“Medic, Medic, Medic” is a battlefield cry every warrior who’s been to hell and back will never forget. It means a brother is down, and the widow-maker is close at hand. A call that these days, unfortunately, is heard too frequently in Afghanistan.
So far, 40 American warriors have died, and almost 400 have been banged up in that war-ravaged country, where our troops on the ground are clay pigeons stuck in a terrible minefield. Every day their Taliban and al-Qaida stalkers get stronger as supporters in China, Iran and Pakistan send them better weapons, and the supposedly pro-USA Afghan government keeps releasing POWs who openly say that as soon as they’re out of the slammer, they’re off to try to kill more Yanks. They and their Pakistani cohorts learn our tactics by trial and error, carefully figuring out how to ratchet up the pain exactly as they did in the past two centuries with the Brits and the Soviets.
Our enemy’s strategy is stone simple: to make us bleed at a rate of attrition the American people won’t tolerate. And have no doubt that our fanatic opponents are right this moment putting together the same cunning techniques to the same deadly end as the Vietnamese and Somalian rebels before them.
Sadly, they also have the same good shot at scoring, and, in fact, they already almost did during the flawed Operation Anaconda. Since the U.S. military’s inception, its senior leaders have seldom learned from the past, so it should be no big surprise that unless “43” and his national-security crew apply some out-of-the-box thinking and dust off the lessons-learned file, they’re about to lead our soldiers smack into the middle of another mother-of-all-pasture-pies.
Because this time around, we won’t be able to lie and say “we won” or “the mission is complete” and pull out our troops the way we did in Vietnam and Somalia, and after the so-called Afghani freedom fighters – including Osama bin Laden and his merry terror band – clobbered the Soviets.
Instead, we’ve got to stand tall and do for Afghanistan what we did for Germany and Japan after World War II and Eastern Europe after the Berlin wall came tumbling down. George W. Bush’s implied objectives – to win the hearts and minds of the Muslim world and prevent Afghanistan from returning to Taliban-terrorist-state status – were on target. We need to honor the long-term commitment we made to provide stability, reconstruction and humanitarian aid.
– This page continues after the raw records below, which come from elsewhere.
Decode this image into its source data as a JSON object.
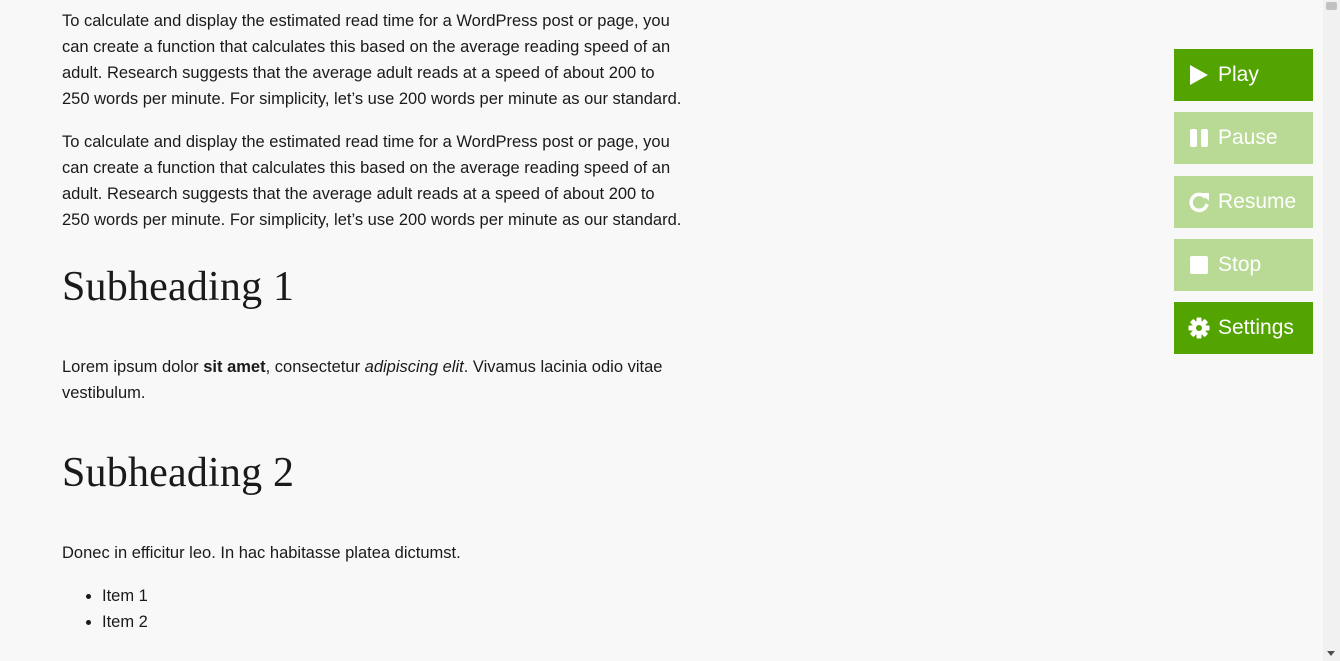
{
  "article": {
    "paragraph_1": "To calculate and display the estimated read time for a WordPress post or page, you can create a function that calculates this based on the average reading speed of an adult. Research suggests that the average adult reads at a speed of about 200 to 250 words per minute. For simplicity, let’s use 200 words per minute as our standard.",
    "paragraph_2": "To calculate and display the estimated read time for a WordPress post or page, you can create a function that calculates this based on the average reading speed of an adult. Research suggests that the average adult reads at a speed of about 200 to 250 words per minute. For simplicity, let’s use 200 words per minute as our standard.",
    "subheading_1": "Subheading 1",
    "lorem": {
      "part_1": "Lorem ipsum dolor ",
      "bold": "sit amet",
      "part_2": ", consectetur ",
      "italic": "adipiscing elit",
      "part_3": ". Vivamus lacinia odio vitae vestibulum."
    },
    "subheading_2": "Subheading 2",
    "paragraph_3": "Donec in efficitur leo. In hac habitasse platea dictumst.",
    "list_items": [
      "Item 1",
      "Item 2"
    ]
  },
  "player": {
    "play_label": "Play",
    "pause_label": "Pause",
    "resume_label": "Resume",
    "stop_label": "Stop",
    "settings_label": "Settings",
    "active_color": "#53a400",
    "disabled_color": "#b8da95"
  }
}
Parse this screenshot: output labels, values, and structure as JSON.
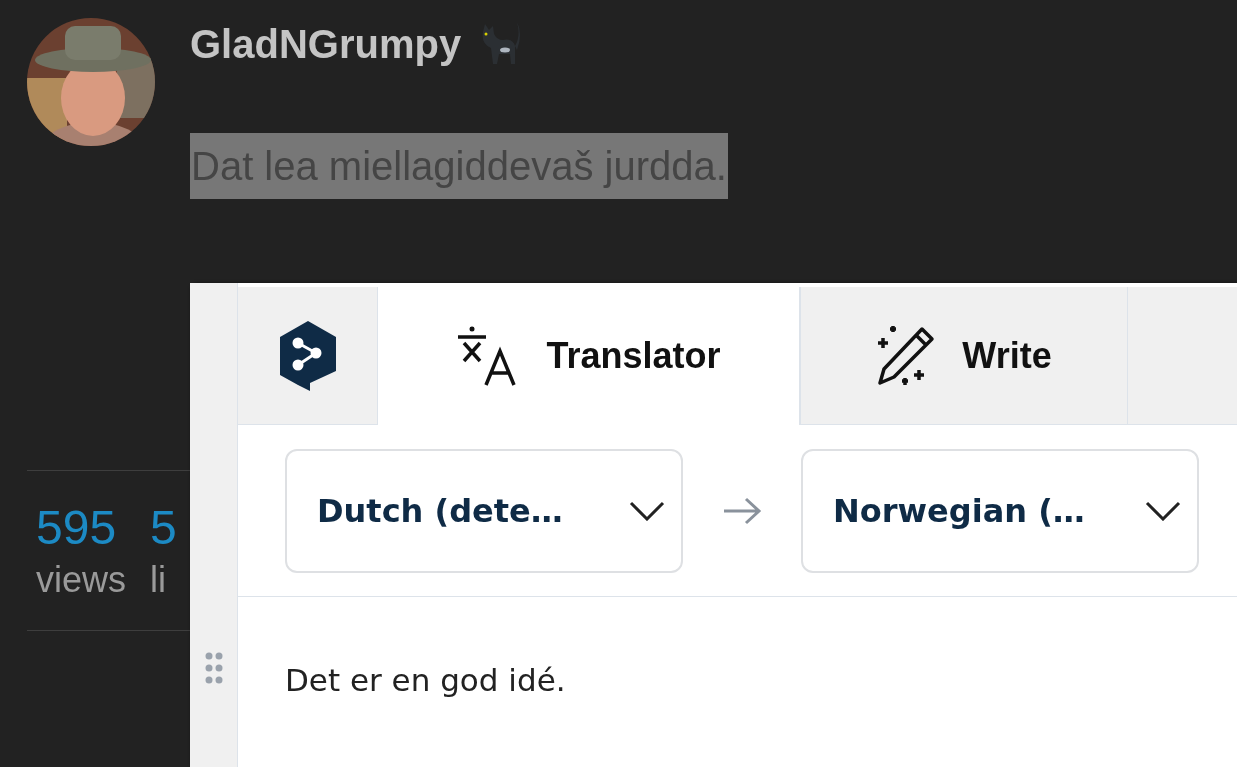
{
  "post": {
    "author": "GladNGrumpy",
    "text": "Dat lea miellagiddevaš jurdda.",
    "text_selected": true
  },
  "stats": [
    {
      "value": "595",
      "label": "views"
    },
    {
      "value": "5",
      "label": "li"
    }
  ],
  "translator": {
    "tabs": [
      {
        "kind": "translate",
        "label": "Translator",
        "selected": true
      },
      {
        "kind": "write",
        "label": "Write",
        "selected": false
      }
    ],
    "source_language": "Dutch (dete…",
    "target_language": "Norwegian (…",
    "output": "Det er en god idé."
  }
}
The spoiler is that our American soldiers are down in the Afghan mud, hunting and being hunted by crazies who believe that if they can pull off a repeat of Mogadishu and then flash pictures around the world of dead Americans being dragged through some dusty village, we’ll run. And while we won’t cut after the first such atrocity – “43” is made of sterner stuff than “42” – we will after the 10th or 20th. Remember “Hey, hey, LBJ, how many kids did you kill today?”
Right now, Afghanistan is going downhill faster than an out-of-gear Abrams tank. Each day, with the warlords acting increasingly like Mafia dons in a Chicago turf war, there’s more instability. The peacekeeping effort is now mainly limited to around the capital; things are so bad that our Special Forces warriors secure the Afghan president because he can’t trust his own people.
For sure, more peacekeeping troops are needed, and they need to be spread across the land. But they shouldn’t be American boys. If our combat troops stay in their muddy-boots role, they’re just going to continue to be moving targets. So every U.S. combat soldier should be pulled out as soon as possible, and U.S. support should be limited to aircraft, intell, logistics, dollars and nation-building resources and expertise – making an international nation-building program happen.
Arab countries such as Egypt, Jordan, Saudi Arabia and Turkey must step in and provide the ground peacekeeping muscle – Muslims helping their Muslim brothers.
Only then will the bleeding stop, and only then will we be able to deliver on our promises and show that we’re not a nation of born-again crusaders, but a country dedicated to bringing peace and prosperity to the Arab people and, by extension, to the world.